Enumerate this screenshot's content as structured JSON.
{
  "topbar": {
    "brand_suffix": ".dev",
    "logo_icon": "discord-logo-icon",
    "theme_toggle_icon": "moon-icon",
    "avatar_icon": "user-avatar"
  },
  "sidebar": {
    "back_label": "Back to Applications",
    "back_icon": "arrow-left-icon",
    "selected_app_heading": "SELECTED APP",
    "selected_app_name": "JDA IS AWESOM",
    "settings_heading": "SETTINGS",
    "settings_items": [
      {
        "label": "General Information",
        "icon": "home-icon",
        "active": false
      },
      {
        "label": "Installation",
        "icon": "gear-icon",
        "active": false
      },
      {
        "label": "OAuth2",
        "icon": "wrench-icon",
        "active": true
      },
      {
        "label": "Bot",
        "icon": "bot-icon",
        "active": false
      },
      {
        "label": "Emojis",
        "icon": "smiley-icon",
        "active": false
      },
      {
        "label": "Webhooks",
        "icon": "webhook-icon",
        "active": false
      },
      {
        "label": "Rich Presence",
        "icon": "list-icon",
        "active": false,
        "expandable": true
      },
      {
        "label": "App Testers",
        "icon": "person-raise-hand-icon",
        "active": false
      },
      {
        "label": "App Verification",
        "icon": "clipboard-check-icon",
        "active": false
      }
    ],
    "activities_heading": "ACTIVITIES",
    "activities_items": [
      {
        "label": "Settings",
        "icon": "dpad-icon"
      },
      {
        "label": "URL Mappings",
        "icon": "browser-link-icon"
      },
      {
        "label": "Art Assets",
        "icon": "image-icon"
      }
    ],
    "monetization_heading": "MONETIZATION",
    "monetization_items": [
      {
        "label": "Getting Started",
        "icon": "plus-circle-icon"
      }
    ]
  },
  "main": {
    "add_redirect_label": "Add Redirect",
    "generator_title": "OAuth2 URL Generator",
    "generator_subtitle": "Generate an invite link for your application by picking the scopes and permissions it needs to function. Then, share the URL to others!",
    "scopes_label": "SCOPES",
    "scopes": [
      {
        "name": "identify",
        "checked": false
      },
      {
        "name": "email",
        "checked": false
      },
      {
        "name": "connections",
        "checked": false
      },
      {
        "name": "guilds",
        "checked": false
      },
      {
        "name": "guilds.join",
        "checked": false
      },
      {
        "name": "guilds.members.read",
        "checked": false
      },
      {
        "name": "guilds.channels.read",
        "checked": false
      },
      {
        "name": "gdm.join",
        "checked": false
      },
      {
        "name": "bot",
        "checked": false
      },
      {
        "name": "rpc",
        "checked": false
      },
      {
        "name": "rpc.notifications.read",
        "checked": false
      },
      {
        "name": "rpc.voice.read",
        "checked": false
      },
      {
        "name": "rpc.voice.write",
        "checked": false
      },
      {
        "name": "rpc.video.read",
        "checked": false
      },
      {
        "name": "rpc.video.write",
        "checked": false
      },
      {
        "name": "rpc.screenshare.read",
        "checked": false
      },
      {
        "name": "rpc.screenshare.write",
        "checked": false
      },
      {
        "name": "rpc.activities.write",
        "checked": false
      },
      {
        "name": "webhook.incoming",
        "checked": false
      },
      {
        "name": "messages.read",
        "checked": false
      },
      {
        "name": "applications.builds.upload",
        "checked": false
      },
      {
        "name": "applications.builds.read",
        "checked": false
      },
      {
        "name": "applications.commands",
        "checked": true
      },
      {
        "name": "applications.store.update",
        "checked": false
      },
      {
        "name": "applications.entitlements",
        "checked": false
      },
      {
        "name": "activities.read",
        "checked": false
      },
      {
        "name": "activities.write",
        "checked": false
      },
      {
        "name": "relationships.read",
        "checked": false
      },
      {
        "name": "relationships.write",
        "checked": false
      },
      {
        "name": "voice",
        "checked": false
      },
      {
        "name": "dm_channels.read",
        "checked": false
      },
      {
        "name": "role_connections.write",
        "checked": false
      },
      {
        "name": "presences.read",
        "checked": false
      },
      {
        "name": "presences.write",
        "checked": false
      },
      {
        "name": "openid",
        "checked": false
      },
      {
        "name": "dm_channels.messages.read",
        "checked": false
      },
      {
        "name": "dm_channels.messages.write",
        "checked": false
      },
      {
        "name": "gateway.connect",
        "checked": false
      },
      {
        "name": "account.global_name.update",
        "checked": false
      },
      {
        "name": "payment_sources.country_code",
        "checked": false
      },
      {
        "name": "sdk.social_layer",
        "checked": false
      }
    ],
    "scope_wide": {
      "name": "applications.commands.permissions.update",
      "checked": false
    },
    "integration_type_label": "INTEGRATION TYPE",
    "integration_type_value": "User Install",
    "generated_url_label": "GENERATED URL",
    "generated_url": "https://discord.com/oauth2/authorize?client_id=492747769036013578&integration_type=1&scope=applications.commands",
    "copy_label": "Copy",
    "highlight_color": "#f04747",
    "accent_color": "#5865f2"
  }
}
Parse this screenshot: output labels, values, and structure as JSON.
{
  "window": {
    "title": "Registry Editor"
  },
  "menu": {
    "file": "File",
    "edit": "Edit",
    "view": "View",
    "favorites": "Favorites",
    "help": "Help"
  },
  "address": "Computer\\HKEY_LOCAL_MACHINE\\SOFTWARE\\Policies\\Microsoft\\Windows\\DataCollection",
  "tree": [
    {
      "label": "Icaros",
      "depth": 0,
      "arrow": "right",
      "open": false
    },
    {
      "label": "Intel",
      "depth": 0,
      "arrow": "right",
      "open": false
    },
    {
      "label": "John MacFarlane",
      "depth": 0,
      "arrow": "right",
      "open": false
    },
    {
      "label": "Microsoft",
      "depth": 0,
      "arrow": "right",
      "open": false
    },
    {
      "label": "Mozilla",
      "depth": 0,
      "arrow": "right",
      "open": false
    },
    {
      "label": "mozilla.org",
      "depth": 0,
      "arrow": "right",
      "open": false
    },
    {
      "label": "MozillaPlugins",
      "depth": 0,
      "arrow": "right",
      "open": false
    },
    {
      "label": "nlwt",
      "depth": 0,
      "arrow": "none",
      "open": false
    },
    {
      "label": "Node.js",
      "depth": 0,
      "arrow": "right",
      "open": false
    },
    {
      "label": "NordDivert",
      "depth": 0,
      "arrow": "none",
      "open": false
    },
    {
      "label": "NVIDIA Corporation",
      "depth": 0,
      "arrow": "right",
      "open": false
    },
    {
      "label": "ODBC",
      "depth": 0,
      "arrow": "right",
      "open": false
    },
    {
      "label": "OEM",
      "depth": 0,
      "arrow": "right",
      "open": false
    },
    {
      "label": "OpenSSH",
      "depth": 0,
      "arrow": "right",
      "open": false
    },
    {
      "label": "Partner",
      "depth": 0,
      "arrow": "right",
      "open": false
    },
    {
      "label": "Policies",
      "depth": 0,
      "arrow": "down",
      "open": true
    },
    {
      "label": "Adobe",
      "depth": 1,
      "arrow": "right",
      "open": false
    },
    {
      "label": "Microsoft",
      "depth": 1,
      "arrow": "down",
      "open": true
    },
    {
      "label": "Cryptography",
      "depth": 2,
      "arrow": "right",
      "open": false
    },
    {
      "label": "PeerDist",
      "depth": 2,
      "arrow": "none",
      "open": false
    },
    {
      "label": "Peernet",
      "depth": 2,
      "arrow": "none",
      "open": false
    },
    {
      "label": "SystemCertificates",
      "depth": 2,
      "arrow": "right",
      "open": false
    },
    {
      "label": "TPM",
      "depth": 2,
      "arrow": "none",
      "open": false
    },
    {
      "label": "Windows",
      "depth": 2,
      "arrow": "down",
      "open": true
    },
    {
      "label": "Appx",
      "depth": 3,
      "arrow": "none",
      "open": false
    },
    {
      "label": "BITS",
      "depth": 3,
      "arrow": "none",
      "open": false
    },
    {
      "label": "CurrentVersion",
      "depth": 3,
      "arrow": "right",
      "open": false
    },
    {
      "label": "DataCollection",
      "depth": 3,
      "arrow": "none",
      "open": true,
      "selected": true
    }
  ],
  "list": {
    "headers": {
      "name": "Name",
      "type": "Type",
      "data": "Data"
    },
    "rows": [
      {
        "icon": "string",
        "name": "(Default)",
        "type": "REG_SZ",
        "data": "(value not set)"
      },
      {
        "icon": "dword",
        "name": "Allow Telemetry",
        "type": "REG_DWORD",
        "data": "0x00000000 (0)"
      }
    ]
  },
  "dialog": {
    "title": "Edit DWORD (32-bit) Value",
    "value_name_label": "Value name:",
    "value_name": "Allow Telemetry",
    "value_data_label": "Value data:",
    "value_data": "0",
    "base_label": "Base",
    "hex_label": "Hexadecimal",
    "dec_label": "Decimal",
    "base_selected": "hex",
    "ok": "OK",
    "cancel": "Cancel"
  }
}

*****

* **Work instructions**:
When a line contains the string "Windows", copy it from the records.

* **Output for this exercise**:
  "address": "Computer\\HKEY_LOCAL_MACHINE\\SOFTWARE\\Policies\\Microsoft\\Windows\\DataCollection",
      "label": "Windows",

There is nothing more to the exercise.